Her grandfather, George Hussey (1738-1804) had ownership in at least two whaling vessels:  the Harlequin and the Mary Ann.   When we visited Nantucket in 2009, I found a copy of a bill of sale for a 1/16th interest in the Mary Ann -from George Hussey to his son-in law, Peleg Easton, Mary’s father in 1789, the same year that our US Constitution was ratified.  The handwritten document is interesting to read.   The ship was provisioned and ready for a “Whaling cruize to the Coast of the Cape of Good Hope” (southern horn of Africa).

More Information:

Whaling Museum in Nantucket










Background on Whaling

Jul 192013
Goff Abner Reprobate 1

In the mail today I received  the will of Abner Goff  (1782-1857).  For more than three decades Abner Goff was  a Methodist Circuit Rider, serving churches in central and north central Ohio.

For me three things about the experience of discovering this will are worth noting.  First, I discovered its existence by examining the Ohio Probate Records (1789-1996), a group of 7 million un-indexed probate records added to the FamilySearch.org website in April.   Heretofore I have shied away from un-indexed records.  How could I find needle in such a large haystack?  However, in exploring this record set I discovered that they are organized by county.   And within each county there is a listing of records that have been digitized.   One set of images was titled “Administration and Executor Index – 1875-1915; worth a look for some of my collateral lines’ research, but not for Abner, since he died in 1857.  I also knew that a fire at the Licking County Courthouse on 2 April 1875 had destroyed most of the records.

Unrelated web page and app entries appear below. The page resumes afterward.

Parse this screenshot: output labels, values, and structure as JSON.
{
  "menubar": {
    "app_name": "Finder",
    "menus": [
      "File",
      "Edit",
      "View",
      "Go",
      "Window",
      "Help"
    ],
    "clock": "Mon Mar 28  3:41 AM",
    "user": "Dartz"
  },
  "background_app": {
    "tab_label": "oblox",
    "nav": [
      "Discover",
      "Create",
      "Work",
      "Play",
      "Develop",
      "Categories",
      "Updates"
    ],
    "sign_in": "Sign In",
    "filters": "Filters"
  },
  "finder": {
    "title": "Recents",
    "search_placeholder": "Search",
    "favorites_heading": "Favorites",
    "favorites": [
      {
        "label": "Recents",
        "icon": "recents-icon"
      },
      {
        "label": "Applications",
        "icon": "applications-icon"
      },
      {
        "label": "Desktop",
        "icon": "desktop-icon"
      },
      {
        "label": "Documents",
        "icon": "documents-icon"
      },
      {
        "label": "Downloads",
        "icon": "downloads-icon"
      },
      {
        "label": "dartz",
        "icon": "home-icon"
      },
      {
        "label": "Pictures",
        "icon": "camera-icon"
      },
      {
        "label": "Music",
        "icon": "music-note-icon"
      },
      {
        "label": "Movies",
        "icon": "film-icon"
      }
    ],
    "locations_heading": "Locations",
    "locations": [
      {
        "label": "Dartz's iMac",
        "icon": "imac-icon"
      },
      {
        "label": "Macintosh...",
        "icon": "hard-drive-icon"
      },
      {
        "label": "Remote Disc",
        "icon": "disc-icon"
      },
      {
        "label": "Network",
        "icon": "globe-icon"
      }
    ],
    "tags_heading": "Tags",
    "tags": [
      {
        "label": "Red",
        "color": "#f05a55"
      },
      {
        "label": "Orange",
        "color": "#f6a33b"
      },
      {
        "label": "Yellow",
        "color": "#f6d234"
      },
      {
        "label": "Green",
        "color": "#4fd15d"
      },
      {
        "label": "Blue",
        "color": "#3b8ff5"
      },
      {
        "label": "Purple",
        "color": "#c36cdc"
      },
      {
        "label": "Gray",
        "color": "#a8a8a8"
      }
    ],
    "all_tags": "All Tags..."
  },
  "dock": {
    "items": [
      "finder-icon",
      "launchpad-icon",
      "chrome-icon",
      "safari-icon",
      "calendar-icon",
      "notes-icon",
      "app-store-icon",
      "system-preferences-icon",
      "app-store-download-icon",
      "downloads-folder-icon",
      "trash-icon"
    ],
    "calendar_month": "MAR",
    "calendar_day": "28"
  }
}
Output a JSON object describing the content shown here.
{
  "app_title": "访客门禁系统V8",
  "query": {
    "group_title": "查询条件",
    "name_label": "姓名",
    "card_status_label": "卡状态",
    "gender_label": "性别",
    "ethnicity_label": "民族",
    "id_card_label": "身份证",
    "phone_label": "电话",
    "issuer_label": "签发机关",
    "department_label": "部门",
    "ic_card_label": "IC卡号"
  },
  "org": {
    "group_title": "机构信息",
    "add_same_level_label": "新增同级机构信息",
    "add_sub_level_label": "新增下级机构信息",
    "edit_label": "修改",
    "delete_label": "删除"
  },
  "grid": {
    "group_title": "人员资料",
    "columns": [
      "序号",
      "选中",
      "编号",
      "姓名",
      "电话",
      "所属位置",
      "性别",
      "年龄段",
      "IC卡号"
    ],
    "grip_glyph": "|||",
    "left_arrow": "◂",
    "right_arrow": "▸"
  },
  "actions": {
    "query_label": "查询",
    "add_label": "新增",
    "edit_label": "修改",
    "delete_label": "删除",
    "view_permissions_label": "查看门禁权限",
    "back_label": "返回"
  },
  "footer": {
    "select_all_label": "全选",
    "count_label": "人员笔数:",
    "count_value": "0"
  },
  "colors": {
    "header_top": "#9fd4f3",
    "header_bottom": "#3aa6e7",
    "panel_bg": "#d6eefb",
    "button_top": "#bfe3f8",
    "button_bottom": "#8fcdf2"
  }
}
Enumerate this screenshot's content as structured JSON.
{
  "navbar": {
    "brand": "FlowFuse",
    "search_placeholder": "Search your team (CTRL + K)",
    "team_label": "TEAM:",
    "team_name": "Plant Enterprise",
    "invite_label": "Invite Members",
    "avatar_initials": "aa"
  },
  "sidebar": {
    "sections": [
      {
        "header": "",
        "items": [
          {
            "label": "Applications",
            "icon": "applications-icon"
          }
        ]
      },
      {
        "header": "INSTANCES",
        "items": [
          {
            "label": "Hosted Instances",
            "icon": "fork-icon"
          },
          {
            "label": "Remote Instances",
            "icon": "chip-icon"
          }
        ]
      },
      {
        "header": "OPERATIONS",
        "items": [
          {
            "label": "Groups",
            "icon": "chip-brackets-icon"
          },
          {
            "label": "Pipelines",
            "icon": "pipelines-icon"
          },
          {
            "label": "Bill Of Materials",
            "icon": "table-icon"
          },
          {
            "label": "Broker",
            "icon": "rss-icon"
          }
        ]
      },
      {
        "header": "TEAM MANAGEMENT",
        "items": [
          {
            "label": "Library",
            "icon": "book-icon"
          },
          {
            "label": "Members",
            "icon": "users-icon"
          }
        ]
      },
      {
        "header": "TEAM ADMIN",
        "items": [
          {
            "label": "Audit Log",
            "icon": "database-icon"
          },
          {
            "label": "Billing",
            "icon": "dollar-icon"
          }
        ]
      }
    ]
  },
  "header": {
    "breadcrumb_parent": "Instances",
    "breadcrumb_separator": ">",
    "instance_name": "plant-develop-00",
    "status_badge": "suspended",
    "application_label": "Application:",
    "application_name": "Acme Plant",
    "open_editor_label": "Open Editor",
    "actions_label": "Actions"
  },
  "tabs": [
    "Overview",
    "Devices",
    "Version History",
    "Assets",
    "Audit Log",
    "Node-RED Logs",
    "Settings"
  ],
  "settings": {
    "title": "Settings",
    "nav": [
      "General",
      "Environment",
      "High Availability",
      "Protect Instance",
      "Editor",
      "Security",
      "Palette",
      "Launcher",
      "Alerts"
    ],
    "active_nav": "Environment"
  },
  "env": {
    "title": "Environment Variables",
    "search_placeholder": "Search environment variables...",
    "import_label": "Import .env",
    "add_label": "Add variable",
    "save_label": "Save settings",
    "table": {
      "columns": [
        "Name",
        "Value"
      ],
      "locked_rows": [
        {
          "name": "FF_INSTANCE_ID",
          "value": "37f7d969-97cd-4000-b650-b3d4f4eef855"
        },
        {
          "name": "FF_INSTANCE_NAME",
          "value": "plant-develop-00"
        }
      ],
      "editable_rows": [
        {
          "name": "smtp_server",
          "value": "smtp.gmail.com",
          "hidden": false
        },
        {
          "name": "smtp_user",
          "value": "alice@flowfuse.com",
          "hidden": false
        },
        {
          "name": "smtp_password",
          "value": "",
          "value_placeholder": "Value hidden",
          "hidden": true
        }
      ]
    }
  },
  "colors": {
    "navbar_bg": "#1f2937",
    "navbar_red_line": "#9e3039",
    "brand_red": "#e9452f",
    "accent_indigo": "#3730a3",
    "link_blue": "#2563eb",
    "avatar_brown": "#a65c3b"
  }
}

Examining the index I discovered references to several Goff’s, including one for an Abner as well as one for Abner W (his grandson.)   Using the volume and page number  I went to the appropriate set of images,  and in a few minutes found a reference to a court hearing in 1891 at which__ Vance brought a certified copy of Abner Goff’s will, which had been probated on  3 July 1857, and asked the court to place the will into the court record, which the Judge ordered.  Thus my second surprise:  finding an official copy of a record which had been destroyed by a courthouse fire.

I could not find a digitized copy of the volume of wills in which Abner’s will was recorded.   Thanks to the Licking County Genealogical Society I was able to order the copy for $5.00.

The third surprise is what I found (and didn’t find) in the will.   The will mentions Abner’s wife, Patty, and one daughter, Sarah.   This is the first proof that I found that Sarah was a daughter.  Abner and Patty moved to Licking County in 1813, purchasing land with his father, Daniel.   Abner and Patty’s four children, Mira, Shadrack, Delano and Varnum, all born in Clarendon, VT, came with them.   There is no mention in the will of these four children, just Sarah.   The four older children had married at least 25 years previously.  Sarah, born in 1823 (according to the 1850 census) was still at home.

For more research:

  • Abner Goff owned a farm at the time of his will, written in 1852, five years before his death.  A further search of real estate records may shed some light on more of Patty and Sarah’s stories.
  • Who was Mr. Vance?   Why did he bring the will to court when he did?   What was going on in 1891?
  • Did Sarah ever marry?

Since this discovery I have found at least a dozen other important documents using un-indexed records on FamilySearch.org.   Since they are releasing millions of new images monthly, I am looking forward to many more discoveries in the months ahead!